US resident jailed in Iran begins hunger strike over exclusion from prisoner deal
A US permanent resident currently detained in Iran has started a hunger strike to protest against being left out of an agreement between Washington and Tehran in which the Islamic Republic would release five Americans jailed in the country.
"The deal is being done and he's not part of it. That was very heartbreaking," Shahab Dalili's son, Darian, said in an interview with Reuters.
Darian decided to begin a hunger strike to raise awareness about his father, Shahab, who also began a hunger strike after a phone call with his son.
"He feels betrayed. He is demoralised. He believes that the US would bring back anyone that they want to bring back," said Darian.
Shahab, 60, was detained in Tehran in April 2016 as he was visiting the country for his father's funeral. He was charged with aiding a foreign country and given a 10-year prison sentence.
Last week, the US and Iran reached an agreement to release several imprisoned Iranians and grant access to $6bn in frozen Iranian oil revenue in exchange for the release of five jailed Americans.
In June, Middle East Eye first reported that Washington and Tehran were progressing on nuclear talks and the two sides agreed to an interim deal where Iran would not enrich uranium to 60 percent and would cooperate with the International Atomic Energy Agency.

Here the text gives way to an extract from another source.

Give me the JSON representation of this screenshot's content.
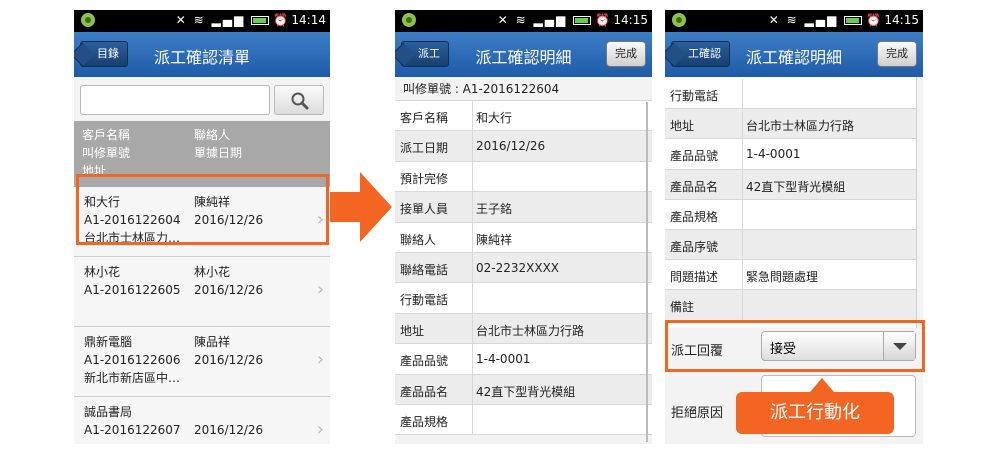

In exchange, Iran would be allowed to export up to a million barrels of oil per day and gain access to its income and other frozen funds abroad, under the condition that the funds be used exclusively to purchase essential items, including food and medication.
Sources later told MEE that the US insisted that any further progress on an agreement could not be made until a deal was reached regarding US-Iranian dual national prisoners.
During a State Department press briefing on Monday, deputy spokesperson Vedant Patel was asked by reporters why Shahab Dalili was not included in the prisoner exchange deal, to which Patel said that the US permanent resident had not yet been declared "wrongfully detained".
The State Department issues a "wrongfully detained" determination for cases in which Washington views an individual was detained on "discriminatory or arbitrary grounds". By making this determination, it kickstarts offices in the agency "to develop a strategy to secure their release".
Shahab's son, Darian, told Reuters that he spoke last week with Abram Paley, the acting special envoy for Iran, and asked him why the wrongful detention designation was not given to Shahab's case. Paley did not have an answer.
Paley has been serving as acting special envoy for Iran after Robert Malley was put on administrative leave in late June.
Middle East Eye reported last week that hardliners in Iran opposed to reviving the nuclear deal cooperated with individuals in the US in an effort to remove Malley in order to hamper progress on a potential nuclear agreement.